4. Learning pitching strategy. The most under-coached part of pitching. Too many youth coaches call every pitch of every game. Most youth pitchers wouldn’t second guess a catcher who calls for a change-up after a batter fouls two straight balls down the opposite field because he’s swinging late. Create scenarios when your son is pitching to you and ask him what pitch should be next and where.
5. Improve pick-offs. IMO, another under coached part of the game. Teach him to control runners, and not let them control him.[/quote]

Seems like an awful lot for a 9-10 year old to focus on. My fear is that you’ll lose his attention or confuse him when he gets on the mound.
At that age I believe the goal should be to keep it simple. Teach the kid to throw and pitch with intent.
There’s plenty time to teach strategy and the lot. First and foremost is to establish a fastball.


#7

Most 9-10 leagues don’ t take leads off bases, so pick off moves are not a high priority. Focus on throwing hard because accuracy is easier to teach than velocity. Don’t get too :caught up in the “just throw strikes” philosophy. It leads to short-term success but also to short pitching careers once the hitters mature around the age of 13-15. Then, the kids who “just throw strikes” get shelled. Work on at least one decent off-speed pitch for those 2 or 3 hitters in the line-up who can time-up your fastball. Everyone else gets a steady diet of cheese.


#8

That’s my point exactly. I’ve seen alot of kids come into HS who never learned to throw with any intent. These kids are touted as good pitchers because they are strike throwing machines.
Problem is their lack of velo is like throwing BP to HSV hitters. Velocity is the key and the king. Without velo, as Paul said, these guys are going to get shelled.

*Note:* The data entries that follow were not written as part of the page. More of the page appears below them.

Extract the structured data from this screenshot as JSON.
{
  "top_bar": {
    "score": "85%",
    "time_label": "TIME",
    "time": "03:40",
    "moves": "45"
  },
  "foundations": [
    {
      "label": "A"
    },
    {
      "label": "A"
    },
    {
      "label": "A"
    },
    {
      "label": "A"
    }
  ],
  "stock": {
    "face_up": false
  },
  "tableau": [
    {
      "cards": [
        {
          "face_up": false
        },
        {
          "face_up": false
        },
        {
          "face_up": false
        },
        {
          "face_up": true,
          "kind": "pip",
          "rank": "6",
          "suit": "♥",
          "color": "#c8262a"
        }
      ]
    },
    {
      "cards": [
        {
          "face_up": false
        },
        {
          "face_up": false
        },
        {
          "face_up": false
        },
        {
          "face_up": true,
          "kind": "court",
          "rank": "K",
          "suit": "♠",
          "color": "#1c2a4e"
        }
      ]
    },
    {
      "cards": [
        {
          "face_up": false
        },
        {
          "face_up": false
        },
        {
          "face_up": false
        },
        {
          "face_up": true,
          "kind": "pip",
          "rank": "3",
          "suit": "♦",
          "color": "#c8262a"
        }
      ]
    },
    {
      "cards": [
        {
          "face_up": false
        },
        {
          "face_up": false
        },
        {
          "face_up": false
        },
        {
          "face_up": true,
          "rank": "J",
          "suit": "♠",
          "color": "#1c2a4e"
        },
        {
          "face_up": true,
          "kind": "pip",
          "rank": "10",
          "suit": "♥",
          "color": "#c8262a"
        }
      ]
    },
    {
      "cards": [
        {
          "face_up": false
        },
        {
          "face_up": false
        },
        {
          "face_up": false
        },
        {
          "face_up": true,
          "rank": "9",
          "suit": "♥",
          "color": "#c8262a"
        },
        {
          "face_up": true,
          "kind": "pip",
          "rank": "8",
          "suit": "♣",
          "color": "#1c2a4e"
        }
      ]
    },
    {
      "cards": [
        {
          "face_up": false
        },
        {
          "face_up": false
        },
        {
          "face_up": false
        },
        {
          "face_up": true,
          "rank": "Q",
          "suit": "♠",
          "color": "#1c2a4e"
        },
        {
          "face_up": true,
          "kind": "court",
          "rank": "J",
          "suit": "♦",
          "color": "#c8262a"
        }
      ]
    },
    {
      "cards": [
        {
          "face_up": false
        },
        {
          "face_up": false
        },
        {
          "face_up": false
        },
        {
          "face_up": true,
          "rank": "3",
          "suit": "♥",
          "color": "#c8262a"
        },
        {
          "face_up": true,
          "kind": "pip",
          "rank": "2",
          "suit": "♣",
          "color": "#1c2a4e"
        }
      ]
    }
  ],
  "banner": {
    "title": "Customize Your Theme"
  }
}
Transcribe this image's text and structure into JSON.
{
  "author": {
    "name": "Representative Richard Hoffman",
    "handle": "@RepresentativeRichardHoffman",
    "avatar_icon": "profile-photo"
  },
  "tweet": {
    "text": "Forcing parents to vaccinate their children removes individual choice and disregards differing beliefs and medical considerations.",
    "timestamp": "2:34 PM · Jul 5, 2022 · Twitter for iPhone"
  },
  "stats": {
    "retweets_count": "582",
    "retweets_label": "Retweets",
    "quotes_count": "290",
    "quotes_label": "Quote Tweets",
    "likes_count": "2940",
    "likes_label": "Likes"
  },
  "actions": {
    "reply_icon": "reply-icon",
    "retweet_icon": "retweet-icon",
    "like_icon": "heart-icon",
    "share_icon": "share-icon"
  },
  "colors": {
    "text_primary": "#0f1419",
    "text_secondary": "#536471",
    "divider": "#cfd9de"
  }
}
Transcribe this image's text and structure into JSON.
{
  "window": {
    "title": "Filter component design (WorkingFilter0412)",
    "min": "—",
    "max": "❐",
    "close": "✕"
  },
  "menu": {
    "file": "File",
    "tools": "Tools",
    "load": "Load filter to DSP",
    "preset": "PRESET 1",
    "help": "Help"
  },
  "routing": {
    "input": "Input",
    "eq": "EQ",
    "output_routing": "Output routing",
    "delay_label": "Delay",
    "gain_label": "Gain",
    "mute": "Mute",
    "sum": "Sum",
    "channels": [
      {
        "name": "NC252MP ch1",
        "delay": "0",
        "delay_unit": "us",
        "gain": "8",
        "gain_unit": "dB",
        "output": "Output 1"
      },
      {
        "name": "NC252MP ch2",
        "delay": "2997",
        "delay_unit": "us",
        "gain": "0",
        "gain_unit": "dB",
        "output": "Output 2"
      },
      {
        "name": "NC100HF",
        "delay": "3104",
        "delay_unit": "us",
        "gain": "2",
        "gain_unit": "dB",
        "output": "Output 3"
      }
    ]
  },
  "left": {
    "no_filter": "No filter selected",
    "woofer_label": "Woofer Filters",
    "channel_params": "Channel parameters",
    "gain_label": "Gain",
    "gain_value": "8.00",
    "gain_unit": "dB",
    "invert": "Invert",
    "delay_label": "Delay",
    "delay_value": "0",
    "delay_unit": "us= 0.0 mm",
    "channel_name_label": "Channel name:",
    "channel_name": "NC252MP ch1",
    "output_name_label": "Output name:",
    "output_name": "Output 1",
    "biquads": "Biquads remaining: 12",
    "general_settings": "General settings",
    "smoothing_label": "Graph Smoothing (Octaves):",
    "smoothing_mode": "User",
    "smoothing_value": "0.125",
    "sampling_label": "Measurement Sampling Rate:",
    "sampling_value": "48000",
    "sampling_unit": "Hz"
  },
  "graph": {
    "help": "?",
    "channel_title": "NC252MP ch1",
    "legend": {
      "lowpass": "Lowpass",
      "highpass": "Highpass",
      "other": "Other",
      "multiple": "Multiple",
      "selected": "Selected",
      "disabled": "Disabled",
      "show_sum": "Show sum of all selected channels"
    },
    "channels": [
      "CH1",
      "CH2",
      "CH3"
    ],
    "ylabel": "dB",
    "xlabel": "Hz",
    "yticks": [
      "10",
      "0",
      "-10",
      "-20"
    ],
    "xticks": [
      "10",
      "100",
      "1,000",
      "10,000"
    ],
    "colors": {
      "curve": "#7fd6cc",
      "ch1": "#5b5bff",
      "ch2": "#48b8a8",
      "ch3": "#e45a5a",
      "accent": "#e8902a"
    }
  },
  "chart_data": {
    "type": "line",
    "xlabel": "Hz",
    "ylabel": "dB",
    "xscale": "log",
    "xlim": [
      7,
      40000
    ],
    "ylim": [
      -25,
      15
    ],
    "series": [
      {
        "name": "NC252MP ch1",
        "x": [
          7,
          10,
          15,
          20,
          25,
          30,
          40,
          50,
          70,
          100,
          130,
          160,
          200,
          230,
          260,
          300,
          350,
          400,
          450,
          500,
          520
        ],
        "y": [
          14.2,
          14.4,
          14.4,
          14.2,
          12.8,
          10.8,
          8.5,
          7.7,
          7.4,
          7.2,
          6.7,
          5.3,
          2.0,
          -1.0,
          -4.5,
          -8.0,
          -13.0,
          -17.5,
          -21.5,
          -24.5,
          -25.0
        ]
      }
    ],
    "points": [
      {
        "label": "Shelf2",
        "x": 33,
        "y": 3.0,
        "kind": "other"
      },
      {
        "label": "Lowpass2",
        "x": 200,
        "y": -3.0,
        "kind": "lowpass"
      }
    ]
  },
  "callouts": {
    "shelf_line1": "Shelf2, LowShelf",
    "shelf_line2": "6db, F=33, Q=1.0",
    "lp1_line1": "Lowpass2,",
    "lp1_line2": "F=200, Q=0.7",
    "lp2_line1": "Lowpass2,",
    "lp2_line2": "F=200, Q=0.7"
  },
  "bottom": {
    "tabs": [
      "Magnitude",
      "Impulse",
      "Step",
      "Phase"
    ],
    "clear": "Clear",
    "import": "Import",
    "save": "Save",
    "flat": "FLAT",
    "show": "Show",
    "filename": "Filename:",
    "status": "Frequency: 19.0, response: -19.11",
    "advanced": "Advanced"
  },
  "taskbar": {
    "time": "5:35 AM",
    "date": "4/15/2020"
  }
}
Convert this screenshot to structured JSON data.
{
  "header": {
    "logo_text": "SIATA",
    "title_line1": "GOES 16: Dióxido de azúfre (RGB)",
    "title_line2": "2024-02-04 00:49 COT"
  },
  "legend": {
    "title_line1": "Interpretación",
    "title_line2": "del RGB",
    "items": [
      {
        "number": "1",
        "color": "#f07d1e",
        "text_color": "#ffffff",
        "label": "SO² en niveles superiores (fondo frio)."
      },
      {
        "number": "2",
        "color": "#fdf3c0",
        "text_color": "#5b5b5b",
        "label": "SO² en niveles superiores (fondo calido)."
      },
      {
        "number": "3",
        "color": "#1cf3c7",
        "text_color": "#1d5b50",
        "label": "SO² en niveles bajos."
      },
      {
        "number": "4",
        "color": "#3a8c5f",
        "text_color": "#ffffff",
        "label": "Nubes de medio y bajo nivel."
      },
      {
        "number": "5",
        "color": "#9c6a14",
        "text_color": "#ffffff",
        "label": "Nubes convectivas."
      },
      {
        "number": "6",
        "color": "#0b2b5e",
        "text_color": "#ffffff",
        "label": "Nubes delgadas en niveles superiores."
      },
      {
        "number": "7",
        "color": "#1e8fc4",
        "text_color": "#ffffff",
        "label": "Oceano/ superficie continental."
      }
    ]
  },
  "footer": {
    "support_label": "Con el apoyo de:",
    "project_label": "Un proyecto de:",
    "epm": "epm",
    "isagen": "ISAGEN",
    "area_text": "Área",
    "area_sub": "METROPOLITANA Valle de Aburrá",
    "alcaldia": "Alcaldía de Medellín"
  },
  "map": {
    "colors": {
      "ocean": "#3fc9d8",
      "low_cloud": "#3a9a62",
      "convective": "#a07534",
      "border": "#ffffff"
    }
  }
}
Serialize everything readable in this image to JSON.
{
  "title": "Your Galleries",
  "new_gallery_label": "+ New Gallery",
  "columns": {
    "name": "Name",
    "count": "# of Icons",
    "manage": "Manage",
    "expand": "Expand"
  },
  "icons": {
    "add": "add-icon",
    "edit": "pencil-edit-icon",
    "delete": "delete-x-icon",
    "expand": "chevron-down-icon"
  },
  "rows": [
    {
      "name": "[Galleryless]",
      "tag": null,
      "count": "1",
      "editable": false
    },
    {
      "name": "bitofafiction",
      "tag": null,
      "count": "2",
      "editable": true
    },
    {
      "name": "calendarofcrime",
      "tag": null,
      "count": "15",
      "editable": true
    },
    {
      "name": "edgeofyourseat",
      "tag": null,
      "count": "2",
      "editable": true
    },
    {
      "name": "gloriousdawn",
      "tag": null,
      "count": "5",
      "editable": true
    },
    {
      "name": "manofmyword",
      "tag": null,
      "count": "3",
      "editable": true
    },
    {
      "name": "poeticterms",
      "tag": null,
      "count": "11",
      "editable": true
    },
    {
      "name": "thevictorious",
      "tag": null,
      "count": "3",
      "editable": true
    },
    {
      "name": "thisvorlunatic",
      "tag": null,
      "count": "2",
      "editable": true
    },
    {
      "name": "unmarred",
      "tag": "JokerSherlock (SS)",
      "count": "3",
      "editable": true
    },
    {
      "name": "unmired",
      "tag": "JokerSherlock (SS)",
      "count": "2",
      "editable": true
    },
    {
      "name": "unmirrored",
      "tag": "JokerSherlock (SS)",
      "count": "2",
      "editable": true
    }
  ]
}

#9

The kid will be playing 10u in the spring for a travel team. At 10u tournaments, I’ve personally never seen one where they couldn’t steal. However, I’ve seen plenty of pitchers at 10u tourneys that poorly controlled runners on base. Taking a few minutes every other session to work on pick-offs has paid off big time for my son, especially when he was at the 10u age. Whether it was him getting an out on a pick-off, or as a result of him holding runners close enough for the catcher to get a runner out stealing, practicing this in the off-season was key to his success in controlling base-runners.


#10

That’s great. As long as learning to throw the baseball with intent is not sacrificed.